In response to The Daily Post’s writing prompt: “Singin’ in the Rain.”
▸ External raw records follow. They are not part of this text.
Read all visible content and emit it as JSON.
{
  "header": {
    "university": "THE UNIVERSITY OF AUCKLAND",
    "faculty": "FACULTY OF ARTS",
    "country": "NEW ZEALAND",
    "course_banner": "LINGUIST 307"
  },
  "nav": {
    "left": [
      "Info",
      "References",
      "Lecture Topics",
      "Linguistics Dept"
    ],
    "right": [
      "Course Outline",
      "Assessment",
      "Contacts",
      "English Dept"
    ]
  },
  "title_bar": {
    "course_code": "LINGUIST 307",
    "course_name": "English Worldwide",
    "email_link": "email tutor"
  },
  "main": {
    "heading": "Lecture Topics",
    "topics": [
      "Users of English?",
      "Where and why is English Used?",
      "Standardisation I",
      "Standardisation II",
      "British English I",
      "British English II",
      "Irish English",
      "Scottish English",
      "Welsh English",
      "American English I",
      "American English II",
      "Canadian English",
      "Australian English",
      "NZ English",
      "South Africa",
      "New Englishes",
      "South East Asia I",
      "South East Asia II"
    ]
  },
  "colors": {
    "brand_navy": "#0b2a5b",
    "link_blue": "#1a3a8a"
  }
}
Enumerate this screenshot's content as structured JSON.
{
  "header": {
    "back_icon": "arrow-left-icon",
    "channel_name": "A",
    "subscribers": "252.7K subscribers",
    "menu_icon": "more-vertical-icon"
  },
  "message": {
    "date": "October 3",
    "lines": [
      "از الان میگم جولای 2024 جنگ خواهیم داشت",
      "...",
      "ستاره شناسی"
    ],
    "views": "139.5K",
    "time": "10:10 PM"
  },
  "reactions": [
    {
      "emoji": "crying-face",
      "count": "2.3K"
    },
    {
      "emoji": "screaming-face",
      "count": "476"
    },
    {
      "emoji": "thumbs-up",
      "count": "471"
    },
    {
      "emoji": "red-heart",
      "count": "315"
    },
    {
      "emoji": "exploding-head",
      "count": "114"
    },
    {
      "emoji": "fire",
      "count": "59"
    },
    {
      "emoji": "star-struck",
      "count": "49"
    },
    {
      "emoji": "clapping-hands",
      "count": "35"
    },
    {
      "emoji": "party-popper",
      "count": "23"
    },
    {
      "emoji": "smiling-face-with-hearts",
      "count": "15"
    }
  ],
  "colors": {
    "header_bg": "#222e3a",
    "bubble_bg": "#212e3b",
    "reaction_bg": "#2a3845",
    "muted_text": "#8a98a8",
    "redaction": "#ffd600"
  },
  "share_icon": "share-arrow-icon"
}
The rain has been persistent all day. It’s been dreary inside and out this morning, but I have finished all the chores and it is only one o’ clock.  I turn on the lamp by my overstuffed reading chair now.  It casts light on the window panes behind it. The rain is trickling down them.  A whole afternoon to myself.  Free to do anything I want.  I start by putting a record of Debussy’s music on the stereo. The Prelude to the Afternoon of a Faun fills the room that is lined with books. Then,  to the fireplace.  Kneeling down on the hearth, I place a log and some kindling inside.  After opening the damper, I light the kindling and watch the bright flames flicker. My cheeks redden and warm from the heat.  The room has transformed from dreary to cozy. The light from the fire glows in the cut glass of the decanters on an old table.  “What a good idea.” I think and pour myself a sherry.  Grabbing my latest mystery novel, I sink into the chair and sip the sweet wine. Dinah, my tortoise shell cat, pads into the room and throws herself down on the braided rug in front of the fireplace. I sit, well content, and listen to the music.  After the last piece on the album has played, the silence and the sounds of the rain are all I want.  And, I have taken the precaution of taking the phone off the hook.  Neither the cat, nor I, will be disturbed on this fine, rainy afternoon.